Carriage driving, tug-of-war and dogs galore at Lowther
INTEREST in country pursuits is soaring in popularity if the huge turnout at the weekend’s Lowther show is any yardstick.
Thousands of people filled the sprawling Lowther estate grounds for a two-day showcase of country life. In recent years, Lowther show has expanded from its carriage driving roots under organiser Countryman Fairs Limited, based in Staffordshire.
As well as the horse driving trials, it offers a roster of events and attractions from a food village to a folk music festival, among others. More than 250 exhibition stands sell everything from tweeds to rare malt whiskies, 4x4s and luxury dog blankets.
Visitors on Saturday and Sunday were entertained by horses, hounds and gundogs alongside ponies, falcons, ferrets and llamas.
Children enjoyed all manner of fun from bungee trampolines to bouncy castles and catapults.
One of the big crowdpleasers was Joseph’s Amazing Racing Pigs, featuring six rare breed porkers taking part in a hilarious “Ham National” accompanied by a highly excitable commentary from the pigs’ West Country owners.
The carriage driving trials, established in 1973, remain the centrepiece of Lowther, with local equestrian legends competing against top riders from Scotland, Northern Ireland, Wales and the Isle of Man. Events includes obstacles, the marathon and the Lowther derby.

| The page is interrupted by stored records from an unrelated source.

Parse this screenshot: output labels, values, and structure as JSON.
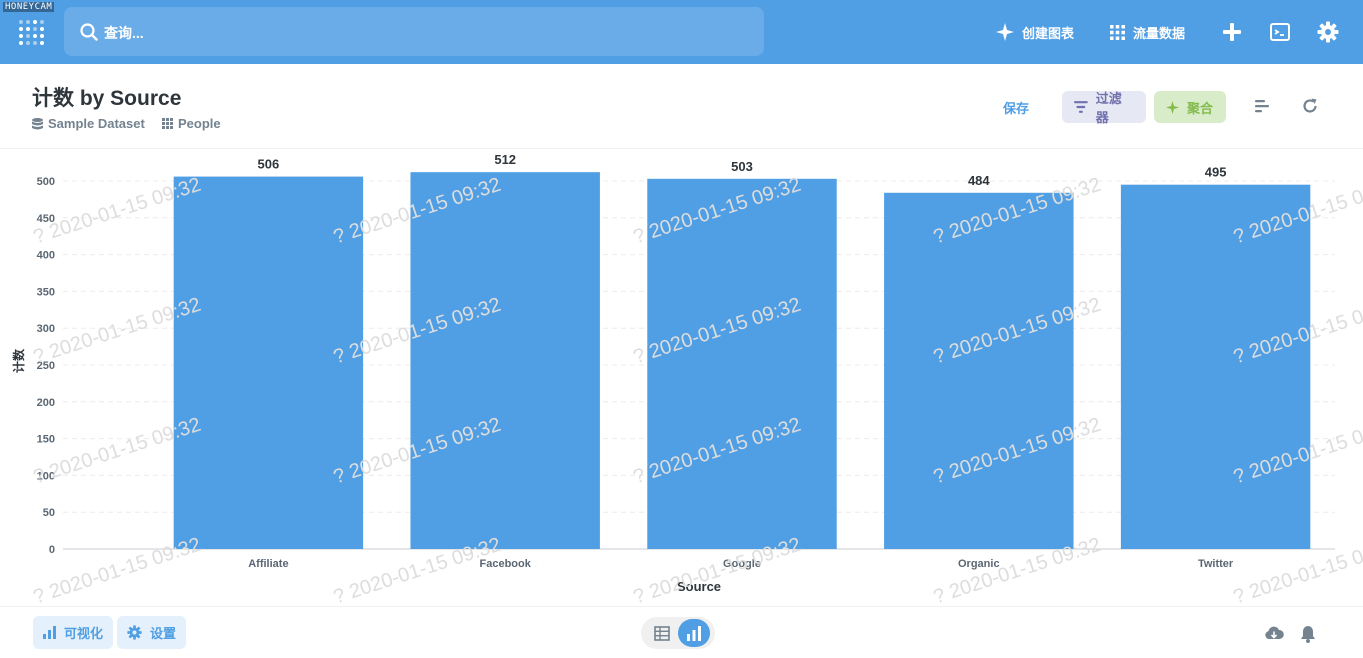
{
  "recorder_badge": "HONEYCAM",
  "nav": {
    "search_placeholder": "查询...",
    "create_chart": "创建图表",
    "browse_data": "流量数据",
    "icons": [
      "logo-icon",
      "search-icon",
      "sparkle-icon",
      "grid-icon",
      "plus-icon",
      "terminal-icon",
      "gear-icon"
    ]
  },
  "question": {
    "title": "计数 by Source",
    "database": "Sample Dataset",
    "table": "People"
  },
  "actions": {
    "save": "保存",
    "filter": "过滤器",
    "summarize": "聚合"
  },
  "watermark_text": "? 2020-01-15 09:32",
  "colors": {
    "brand": "#509ee3",
    "bar": "#509ee3",
    "filter": "#7172ad",
    "summarize": "#84bb4c"
  },
  "chart_data": {
    "type": "bar",
    "categories": [
      "Affiliate",
      "Facebook",
      "Google",
      "Organic",
      "Twitter"
    ],
    "values": [
      506,
      512,
      503,
      484,
      495
    ],
    "xlabel": "Source",
    "ylabel": "计数",
    "ylim": [
      0,
      500
    ],
    "yticks": [
      0,
      50,
      100,
      150,
      200,
      250,
      300,
      350,
      400,
      450,
      500
    ],
    "grid": true,
    "data_labels": true
  },
  "footer": {
    "visualize": "可视化",
    "settings": "设置"
  }
}
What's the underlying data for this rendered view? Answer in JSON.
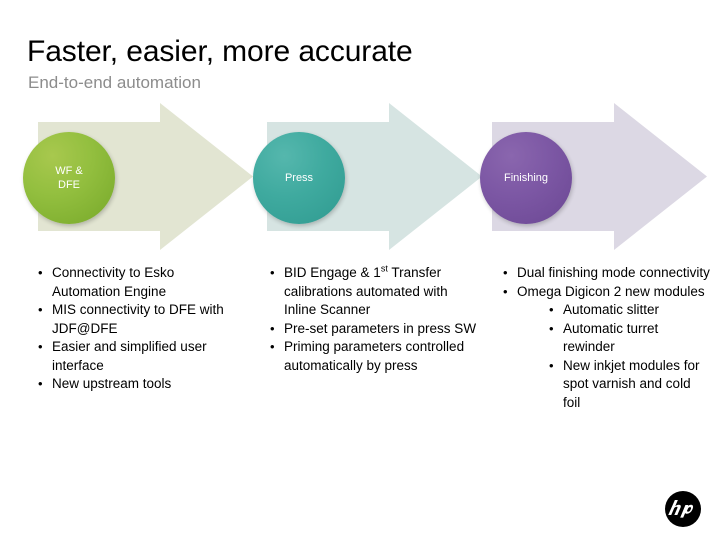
{
  "slide": {
    "title": "Faster, easier, more accurate",
    "subtitle": "End-to-end automation"
  },
  "stages": [
    {
      "id": "wf-dfe",
      "label_line1": "WF &",
      "label_line2": "DFE",
      "circle_color": "#93bf3f",
      "arrow_color": "#e2e5d2"
    },
    {
      "id": "press",
      "label_line1": "Press",
      "label_line2": "",
      "circle_color": "#3faa9f",
      "arrow_color": "#d6e4e2"
    },
    {
      "id": "finishing",
      "label_line1": "Finishing",
      "label_line2": "",
      "circle_color": "#7c57a4",
      "arrow_color": "#dcd8e4"
    }
  ],
  "columns": [
    {
      "id": "wf-dfe-details",
      "bullets": [
        {
          "text": "Connectivity to Esko Automation Engine"
        },
        {
          "text": "MIS connectivity to DFE with JDF@DFE"
        },
        {
          "text": "Easier and simplified user interface"
        },
        {
          "text": "New upstream tools"
        }
      ]
    },
    {
      "id": "press-details",
      "bullets": [
        {
          "text": "BID Engage & 1",
          "ordinal": "st",
          "text_after": " Transfer calibrations automated with Inline Scanner"
        },
        {
          "text": "Pre-set parameters in press SW"
        },
        {
          "text": "Priming parameters controlled automatically by press"
        }
      ]
    },
    {
      "id": "finishing-details",
      "bullets": [
        {
          "text": "Dual finishing mode connectivity"
        },
        {
          "text": "Omega Digicon 2 new modules",
          "sub": [
            "Automatic slitter",
            "Automatic turret rewinder",
            "New inkjet modules for spot varnish and cold foil"
          ]
        }
      ]
    }
  ],
  "branding": {
    "logo": "hp-logo",
    "logo_text": "hp"
  }
}
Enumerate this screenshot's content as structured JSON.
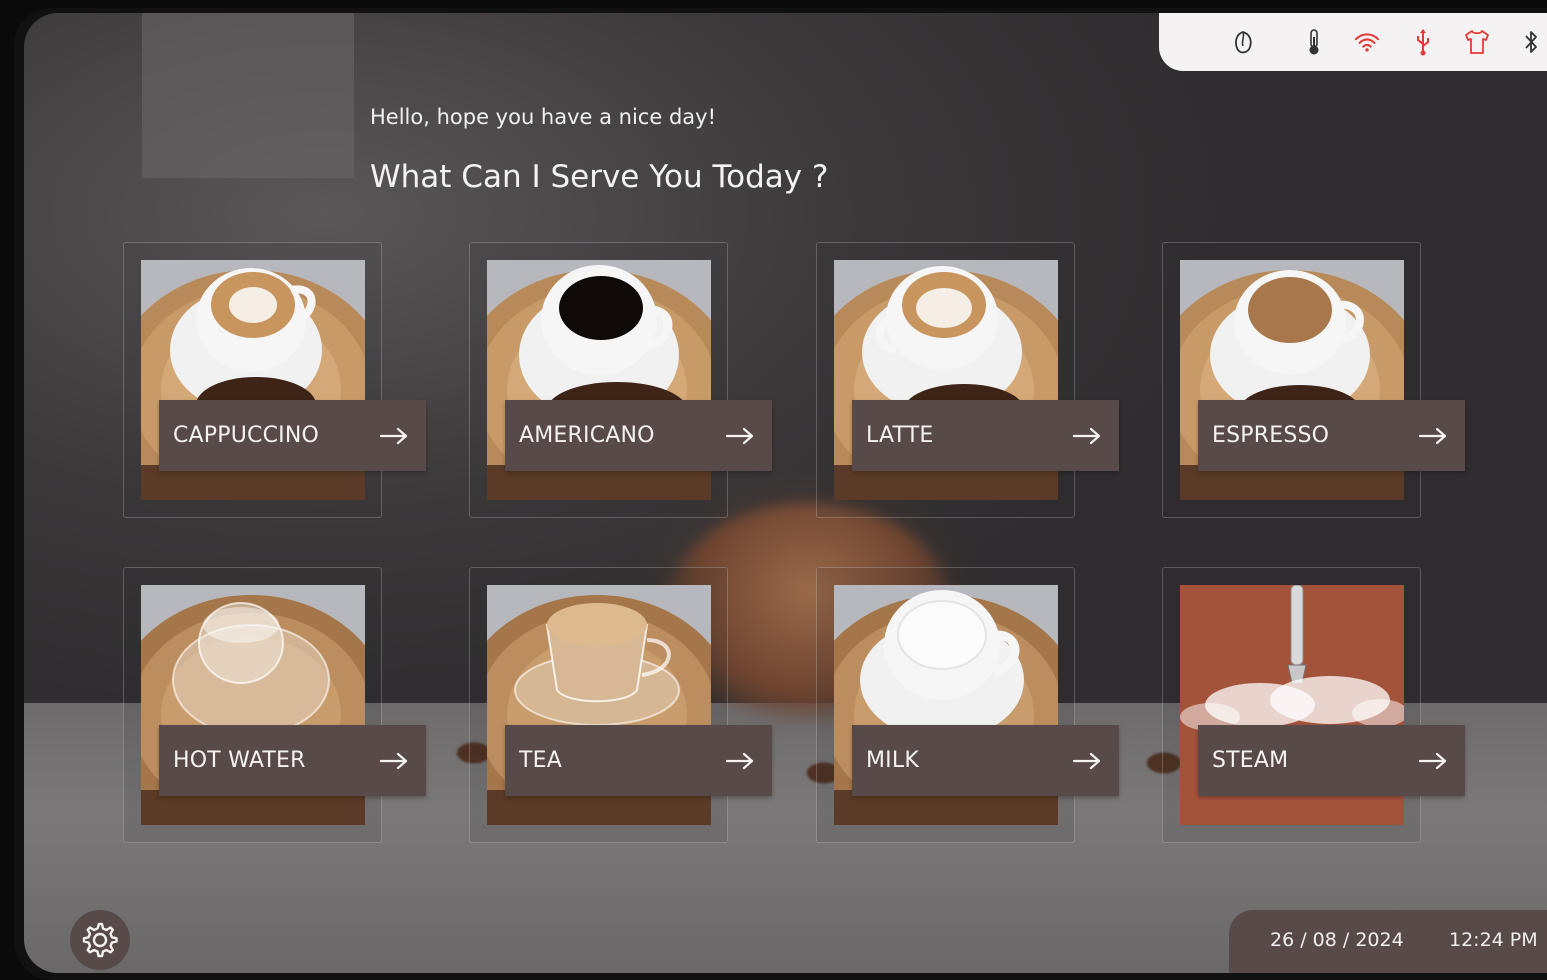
{
  "header": {
    "greeting": "Hello, hope you have a nice day!",
    "headline": "What Can I Serve You Today ?"
  },
  "status_bar": {
    "icons": [
      "coffee-bean-icon",
      "thermometer-icon",
      "wifi-icon",
      "usb-icon",
      "shirt-icon",
      "bluetooth-icon"
    ],
    "colors": {
      "normal": "#333333",
      "alert": "#e53935"
    }
  },
  "menu": {
    "items": [
      {
        "label": "CAPPUCCINO",
        "image": "cappuccino-cup"
      },
      {
        "label": "AMERICANO",
        "image": "americano-cup"
      },
      {
        "label": "LATTE",
        "image": "latte-cup"
      },
      {
        "label": "ESPRESSO",
        "image": "espresso-cup"
      },
      {
        "label": "HOT WATER",
        "image": "hot-water-cup"
      },
      {
        "label": "TEA",
        "image": "tea-cup"
      },
      {
        "label": "MILK",
        "image": "milk-cup"
      },
      {
        "label": "STEAM",
        "image": "steam-wand"
      }
    ]
  },
  "footer": {
    "date": "26 / 08 / 2024",
    "time": "12:24 PM"
  },
  "colors": {
    "accent": "#574a49",
    "steam_bg": "#a4533b"
  }
}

A separate driven dressage event was held on Friday.
Armathwaite-based George Bowman IV, aged 53, helped organise the horse trials which this year included a new Klondyke obstacle up a steep grassy banking. He said: “It was a huge success and a record crowd. It was a bit quieter on the Sunday because of the weather but the carriage driving went really well.” His father, George Bowman Snr, aged 83, of Penrith, won the dressage section.
Also competing was George IV’s brother, Barnaby Bowman, of Castle Carrock, who was third in the marathon. Robert Bowman, of Penrith, was fifth from a field of 11 with four young horses.
Asked to explain the skill involved in carriage driving, George Bowman IV said: “You are trying to control all four horses in unison, when one is hard enough. You are pulling a carriage and the occupants weigh a tonne. The marathon alone is 10 miles long, over hilly and muddy terrain. I compare it to like jumping out of an aeroplane and then trying to land in a dustbin!”
The national carriage driving championship takes place in Gloucestershire, but it’s Lowther that they all want to win, he said.
Appleby’s Mark Carruthers, aged 47, got fifth in the dressage on Friday, fourth in the marathon and was second fastest over the bridge during the weekend, taking him up to third place overall. But on Sunday disaster struck and he was eliminated after his leading horse ducked out of railings.
Mark said: “In the challenge on Sunday, there were three or four points between third and first and we could have trotted round for a safe third or just go for it.
“It was all or nothing and I decided to go for all. It was my first year driving a horse four and my first go at a challenge like that, but otherwise it was a brilliant event. Everything was fantastic and there were world class obstacles.”
In the inaugural tug-of-war contest, a team representing Keswick Rugby Club won the £200 prize. In a tense finale which could have gone either way, George Holme, James Benson, Peter Weightman, Mike Tait, Jane Clarke, Lewis Thompson and Hannah Hinkley were victorious.
Leading the front of the pull was stocky stand-off Lewis Thompson, aged 24, of Keswick. He said: “It’s ridiculously hard, it burns and we had to pull uphill.
“But it was a great effort by the team and to celebrate we’ll be having a few refreshments deep into the night.”
With dogs galore at the show, from Irish wolfhounds to lurchers, terriers and trail hounds, Janet Ardley of Cumbria Dog Training, Bampton, had a a steady string of inquiries.
She runs Cumbria Dog Training with husband Paul and daughter Fran while her other daughter, Rachel, lent a hand at Lowther.
Janet works on basic obedience and Fran, a gamekeeper, trains gundogs. Janet said: “It’s been a lovely sunny day, really positive with lots of people wanting advice and lots of dogs and lots of bookings being taken.”
The Fell Pony Society display team wowed the crowds to the theme tune of Chariots of Fire. Society council member and prolific Fell pony author Sue Millard, of Tebay, provided a commentary on the team which was established three years ago. “Aside from the Fell Pony Society’s own breed show, Lowther is the biggest event in our annual calendar. This year we added a musical ride so that they do a quadrille to music,” she said.
A variety of stalls allowed visitors to test their marksmanship. These ranged from a simulated clay pigeon shooting experience using only computers, to having a go at the real thing.
Ian Riddell, owner of Bessy Beck Trout Fishery, Newbiggin-on-Lune, exhibited in the fishing village alongside local angling clubs. Mr Riddell said: “Interest in fly-fishing waned for a little while but I think part of it is that there’s more for young people to do indoors now, but all sports are finding that. There are more young people starting it now and we do fly-fishing lessons at Bessy Beck and seem to be getting lots more interest in those.”